(Required action): Pull every line holding the word "node" from the data below and copy it.
[[ Material for this task open ]]
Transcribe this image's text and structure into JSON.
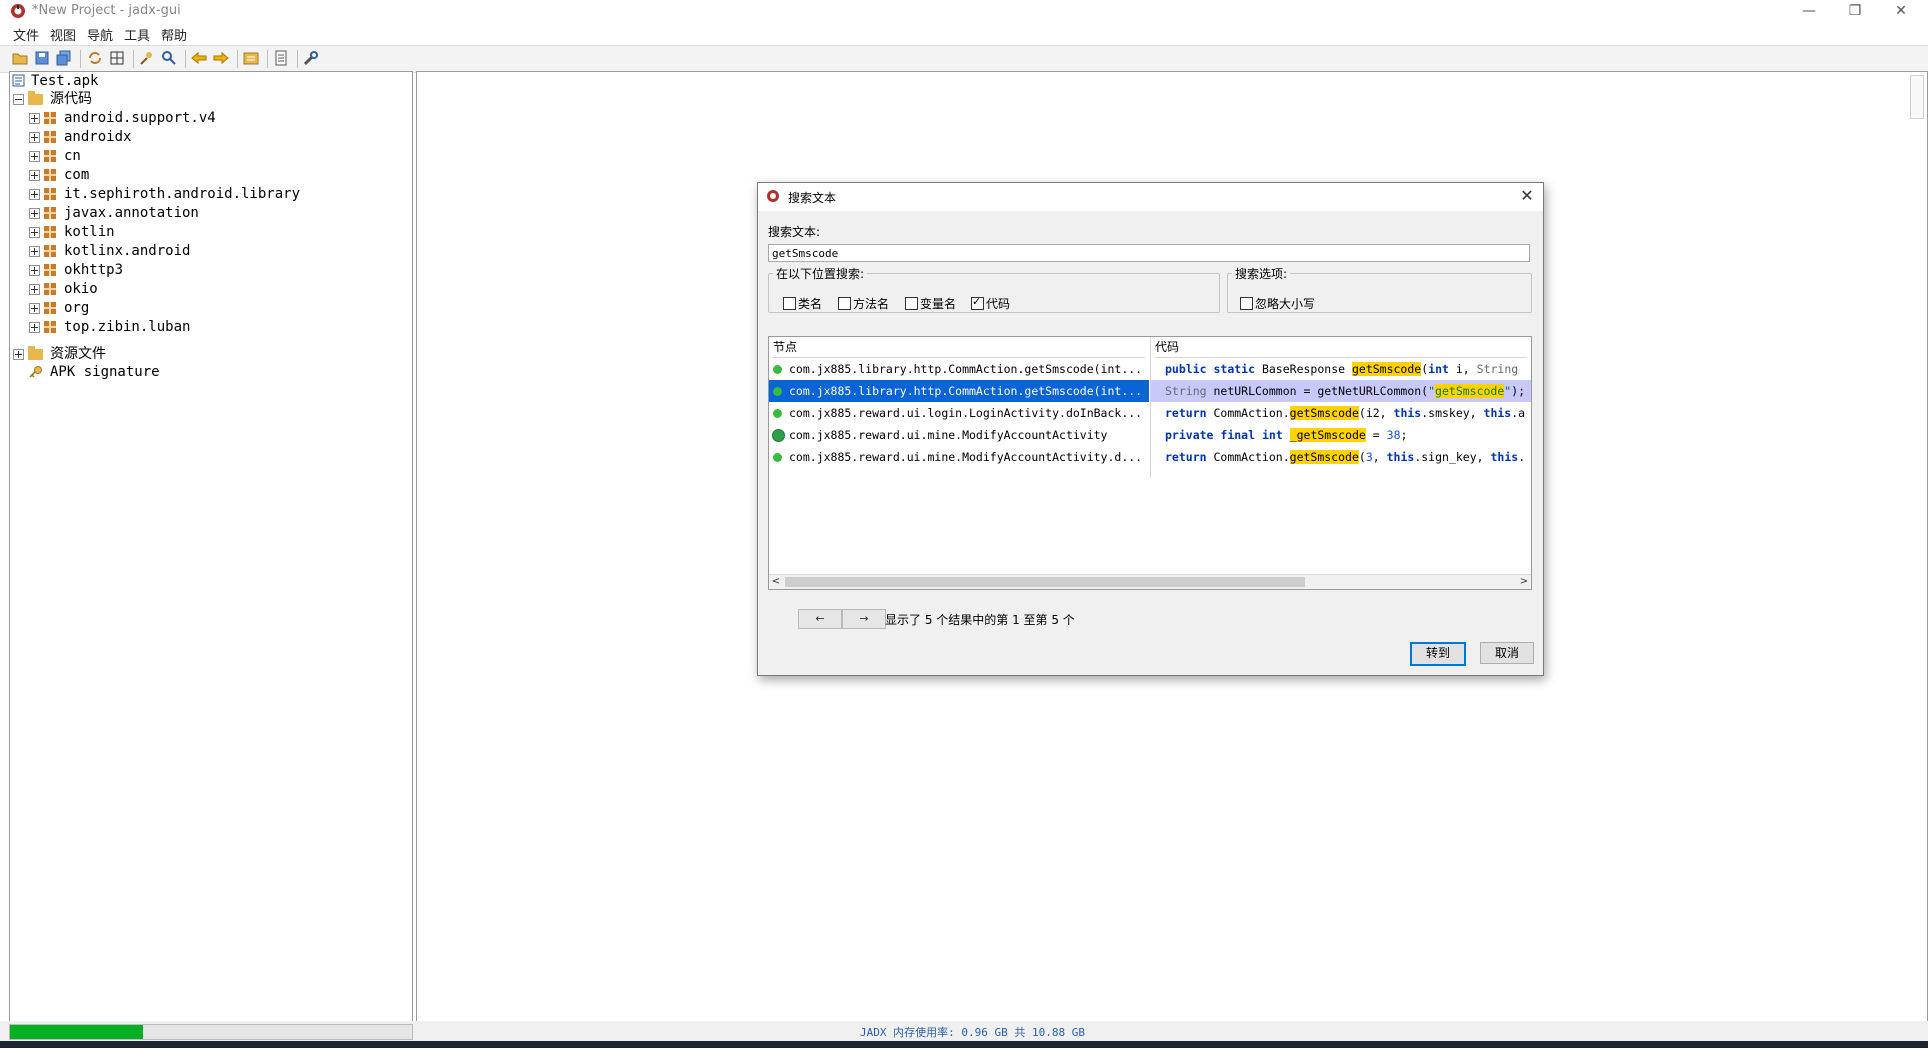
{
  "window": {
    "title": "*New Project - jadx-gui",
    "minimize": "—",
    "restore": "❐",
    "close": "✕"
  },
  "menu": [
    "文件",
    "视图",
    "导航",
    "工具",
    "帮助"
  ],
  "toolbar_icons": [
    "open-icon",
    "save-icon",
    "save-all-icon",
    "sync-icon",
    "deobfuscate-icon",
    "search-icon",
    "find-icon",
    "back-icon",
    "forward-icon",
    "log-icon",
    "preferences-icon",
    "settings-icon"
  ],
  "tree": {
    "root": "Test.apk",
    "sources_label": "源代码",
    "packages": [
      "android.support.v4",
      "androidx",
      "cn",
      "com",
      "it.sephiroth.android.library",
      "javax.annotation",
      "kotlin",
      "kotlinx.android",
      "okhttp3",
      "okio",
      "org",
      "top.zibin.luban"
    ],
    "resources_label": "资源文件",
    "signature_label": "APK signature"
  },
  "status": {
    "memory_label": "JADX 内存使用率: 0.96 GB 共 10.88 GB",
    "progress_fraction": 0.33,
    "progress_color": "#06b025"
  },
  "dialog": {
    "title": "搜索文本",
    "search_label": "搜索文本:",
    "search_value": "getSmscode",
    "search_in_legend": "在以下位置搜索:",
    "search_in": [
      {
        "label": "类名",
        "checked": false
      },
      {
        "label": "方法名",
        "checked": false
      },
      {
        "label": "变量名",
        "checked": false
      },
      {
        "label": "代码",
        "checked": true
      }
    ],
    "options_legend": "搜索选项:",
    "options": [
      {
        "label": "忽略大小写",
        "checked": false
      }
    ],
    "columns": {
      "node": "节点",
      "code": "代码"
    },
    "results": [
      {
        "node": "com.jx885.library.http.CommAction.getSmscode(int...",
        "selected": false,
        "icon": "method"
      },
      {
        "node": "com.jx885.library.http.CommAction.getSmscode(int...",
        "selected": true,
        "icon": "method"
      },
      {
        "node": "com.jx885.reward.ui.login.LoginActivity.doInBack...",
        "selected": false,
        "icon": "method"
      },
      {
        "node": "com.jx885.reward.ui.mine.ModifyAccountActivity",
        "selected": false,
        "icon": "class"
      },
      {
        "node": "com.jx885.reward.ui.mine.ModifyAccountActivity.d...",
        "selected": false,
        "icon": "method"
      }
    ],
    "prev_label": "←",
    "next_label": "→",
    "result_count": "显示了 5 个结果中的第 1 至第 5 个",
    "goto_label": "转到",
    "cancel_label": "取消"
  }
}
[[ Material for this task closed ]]
(Expected output):
      "node": "节点",
        "node": "com.jx885.library.http.CommAction.getSmscode(int...",
        "node": "com.jx885.library.http.CommAction.getSmscode(int...",
        "node": "com.jx885.reward.ui.login.LoginActivity.doInBack...",
        "node": "com.jx885.reward.ui.mine.ModifyAccountActivity",
        "node": "com.jx885.reward.ui.mine.ModifyAccountActivity.d...",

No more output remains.